All is fair in Consumer Contracts and Trade - Changes to the Fair Trading Act 1986
The purpose of the Fair Trading Act 1986 (FTA) is to promote confidence and fair competition amongst business and provides a number of rights to consumers. The Commerce Commission works hard to enforce fair and proper trade practices of businesses providing goods and services to the New Zealand market. A recent example being the $840,000 fine recently received by TheMarket.com for misleading conduct (charged under s10 of the FTA).
The Fair Trading Amendment Act 2021 (Amendment Act) came into force on 16 August 2022. The Amendment Act has introduced a further restriction to consumer contracts, extended the scope of business that must now comply and prohibited door-to-door salespeople from entering or remaining on residential property when told to leave.
The Amendment Act now prohibits any conduct in trade that is ‘unconscionable’. The Amendment Act has not provided a definition of what unconscionable conduct consists of, but does provide some guidance for the Courts at s8 of the FTA.
We can expect a similar approach to be taken in the New Zealand Courts as has been in the Australian Courts, where it has been defined as being “against conscience or to offend conscience” (Stubbings v Jams 2 Pty Ltd ).
Small Trade Contracts
Prior to August 2022, the prohibition of unfair contract terms at s26A of the FTA only applied to standard form consumer contracts – this is the contract between a company and the consumer (typically the person at the end of the chain).
The Amendment Act has extended the scope of s26A of the FTA to apply to small trade contracts. The criteria for this is:
- Each party to the contract is engaged in trade;
- The contract is not a consumer contract; and
- The contract does not form part of a trading relationship that exceeds an annual threshold of $250,000 at the time the contract is entered into.
Section 36RA of the Amendment Act states any uninvited direct salespeople must immediately leave the residential property (or not enter) if told to do so by the person residing at the property. A breach of this provision can result in a fine of up to $10,000 for an individual and $30,000 for a business.
How can we help?

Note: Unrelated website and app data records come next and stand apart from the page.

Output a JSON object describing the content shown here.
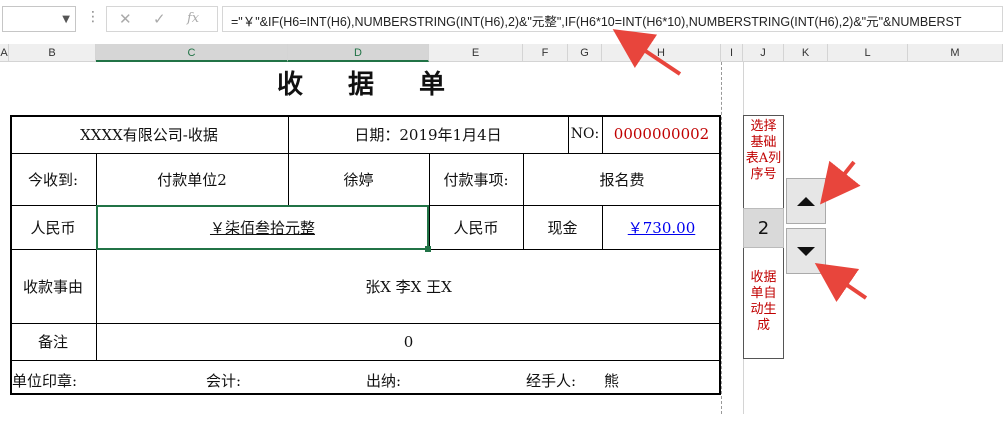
{
  "formula_bar": {
    "formula": "=\"￥\"&IF(H6=INT(H6),NUMBERSTRING(INT(H6),2)&\"元整\",IF(H6*10=INT(H6*10),NUMBERSTRING(INT(H6),2)&\"元\"&NUMBERST"
  },
  "columns": [
    "A",
    "B",
    "C",
    "D",
    "E",
    "F",
    "G",
    "H",
    "I",
    "J",
    "K",
    "L",
    "M"
  ],
  "receipt": {
    "title": "收 据 单",
    "company": "XXXX有限公司-收据",
    "date": "日期：2019年1月4日",
    "no_label": "NO:",
    "no_value": "0000000002",
    "received_from_label": "今收到:",
    "payer": "付款单位2",
    "payer_person": "徐婷",
    "item_label": "付款事项:",
    "item_value": "报名费",
    "rmb_label": "人民币",
    "amount_words": "￥柒佰叁拾元整",
    "rmb_label2": "人民币",
    "pay_method": "现金",
    "amount": "￥730.00",
    "reason_label": "收款事由",
    "reason_value": "张X 李X 王X",
    "note_label": "备注",
    "note_value": "0",
    "seal_label": "单位印章:",
    "accountant_label": "会计:",
    "cashier_label": "出纳:",
    "handler_label": "经手人:",
    "handler_value": "熊"
  },
  "side": {
    "select_hint": "选择基础表A列序号",
    "auto_hint": "收据单自动生成",
    "spin_value": "2"
  },
  "colors": {
    "accent": "#217346",
    "red": "#c00000",
    "link": "#0000ee"
  }
}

Businesses should be taking a proactive approach when drafting and negotiating consumer contracts or contracts that fit the small trade contract criteria.
Holland Beckett Law can review your standard form contracts or provide drafting advice to ensure your contracts are acceptable to commercial standards. If you would like to know more or need help with your contracts please get in touch.